Defective bacterial phagocytosis is associated with dysfunctional mitochondria in COPD macrophages

Research output: Contribution to journalArticlepeer-review

Authors

Colleges, School and Institutes

External organisations

  • Imperial College London
  • MedImmune LLC
  • Pfizer, Inc., Cambridge, MA, USA
  • University of Edinburgh, The

Abstract

Increased reactive oxygen species (ROS) have been implicated in the pathophysiology of chronic obstructive pulmonary disease (COPD). This study examined the effect of exogenous and endogenous oxidative stress on macrophage phagocytosis in patients with COPD.

Monocyte-derived macrophages (MDMs) were generated from non-smoker, smoker and COPD subjects, differentiated in either granulocyte macrophage-colony stimulating factor (G-Mφ) or macrophage-colony stimulating factor (M-Mφ). Alveolar macrophages were isolated from lung tissue or bronchoalveolar lavage fluid.
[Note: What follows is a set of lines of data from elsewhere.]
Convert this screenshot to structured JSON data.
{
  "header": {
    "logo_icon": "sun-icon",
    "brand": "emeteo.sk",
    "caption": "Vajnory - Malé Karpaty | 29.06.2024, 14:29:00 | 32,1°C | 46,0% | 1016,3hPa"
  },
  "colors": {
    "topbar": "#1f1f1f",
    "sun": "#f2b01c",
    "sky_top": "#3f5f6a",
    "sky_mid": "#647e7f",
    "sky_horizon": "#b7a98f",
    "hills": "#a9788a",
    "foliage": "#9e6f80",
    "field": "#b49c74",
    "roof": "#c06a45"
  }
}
Macrophages were incubated in ±200 µM H2O2 for 24 h, then exposed to fluorescently labelled Haemophilus influenzae or Streptococcus pneumoniae for 4 h, after which phagocytosis, mitochondrial ROS (mROS) and mitochondrial membrane potential (ΔΨm) were measured.

Phagocytosis of bacteria was significantly decreased in both G-Mφ and M-Mφ from COPD patients compared with from non-smoker controls. In non-smokers and smokers, bacterial phagocytosis did not alter mROS or ΔΨm; however, in COPD, phagocytosis increased early mROS and decreased ΔΨm in both G-Mφ and M-Mφ. Exogenous oxidative stress reduced phagocytosis in non-smoker and COPD alveolar macrophages and non-smoker MDMs, associated with reduced mROS production.
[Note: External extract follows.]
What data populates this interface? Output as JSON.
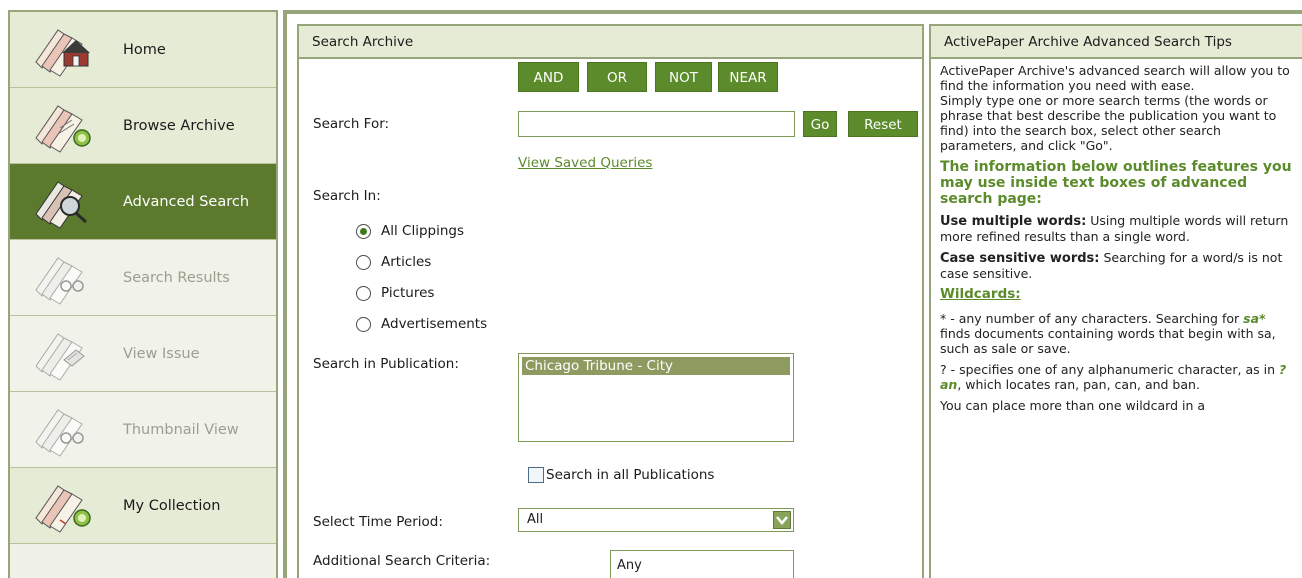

COPD macrophages show defective phagocytosis, which is associated with altered mitochondrial function and an inability to regulate mROS production. Targeting mitochondrial dysfunction may restore the phagocytic defect in COPD.

Bibliographic note
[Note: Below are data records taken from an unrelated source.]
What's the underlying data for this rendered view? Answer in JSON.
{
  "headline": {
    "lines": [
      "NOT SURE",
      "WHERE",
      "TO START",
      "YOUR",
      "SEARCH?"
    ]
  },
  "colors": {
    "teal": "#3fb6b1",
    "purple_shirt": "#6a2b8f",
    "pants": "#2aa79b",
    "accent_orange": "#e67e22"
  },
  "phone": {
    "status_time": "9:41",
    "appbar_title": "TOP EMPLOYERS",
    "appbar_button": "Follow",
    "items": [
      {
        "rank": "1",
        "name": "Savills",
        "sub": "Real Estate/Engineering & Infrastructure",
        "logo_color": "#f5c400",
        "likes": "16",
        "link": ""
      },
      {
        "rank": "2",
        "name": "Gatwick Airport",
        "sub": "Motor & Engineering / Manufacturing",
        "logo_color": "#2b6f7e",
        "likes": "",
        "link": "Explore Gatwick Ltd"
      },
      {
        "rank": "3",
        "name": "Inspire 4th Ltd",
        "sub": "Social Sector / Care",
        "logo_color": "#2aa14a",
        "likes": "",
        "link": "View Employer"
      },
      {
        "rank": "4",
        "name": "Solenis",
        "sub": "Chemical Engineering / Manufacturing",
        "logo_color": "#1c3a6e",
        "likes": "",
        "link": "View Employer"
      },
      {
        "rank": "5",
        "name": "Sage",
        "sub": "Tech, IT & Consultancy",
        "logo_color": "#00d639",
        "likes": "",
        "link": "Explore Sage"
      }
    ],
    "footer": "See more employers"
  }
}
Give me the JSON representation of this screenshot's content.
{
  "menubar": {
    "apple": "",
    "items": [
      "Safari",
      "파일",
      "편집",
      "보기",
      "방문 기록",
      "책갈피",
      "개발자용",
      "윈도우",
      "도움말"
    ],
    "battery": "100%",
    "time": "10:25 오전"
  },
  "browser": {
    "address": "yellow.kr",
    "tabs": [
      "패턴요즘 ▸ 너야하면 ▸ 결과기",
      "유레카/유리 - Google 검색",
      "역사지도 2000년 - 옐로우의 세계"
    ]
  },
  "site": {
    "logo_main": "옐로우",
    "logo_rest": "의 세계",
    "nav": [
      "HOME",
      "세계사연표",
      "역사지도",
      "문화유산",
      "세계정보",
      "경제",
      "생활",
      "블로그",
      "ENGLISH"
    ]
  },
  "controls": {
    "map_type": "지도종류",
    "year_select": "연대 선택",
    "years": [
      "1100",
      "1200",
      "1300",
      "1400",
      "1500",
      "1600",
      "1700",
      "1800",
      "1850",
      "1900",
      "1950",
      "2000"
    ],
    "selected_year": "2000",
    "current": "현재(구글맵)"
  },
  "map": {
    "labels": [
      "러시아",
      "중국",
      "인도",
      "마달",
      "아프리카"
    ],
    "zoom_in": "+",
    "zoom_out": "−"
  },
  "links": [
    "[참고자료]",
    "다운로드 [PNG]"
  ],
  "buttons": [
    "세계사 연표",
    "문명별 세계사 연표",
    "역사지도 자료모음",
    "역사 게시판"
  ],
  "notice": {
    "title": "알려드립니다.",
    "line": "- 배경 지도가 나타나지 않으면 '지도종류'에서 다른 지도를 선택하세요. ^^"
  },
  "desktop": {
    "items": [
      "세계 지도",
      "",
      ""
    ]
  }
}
Copyright ©ERS 2019.

Details

Original languageEnglish
JournalThe European respiratory journal
Volume54
Issue number4
Publication statusPublished - 10 Oct 2019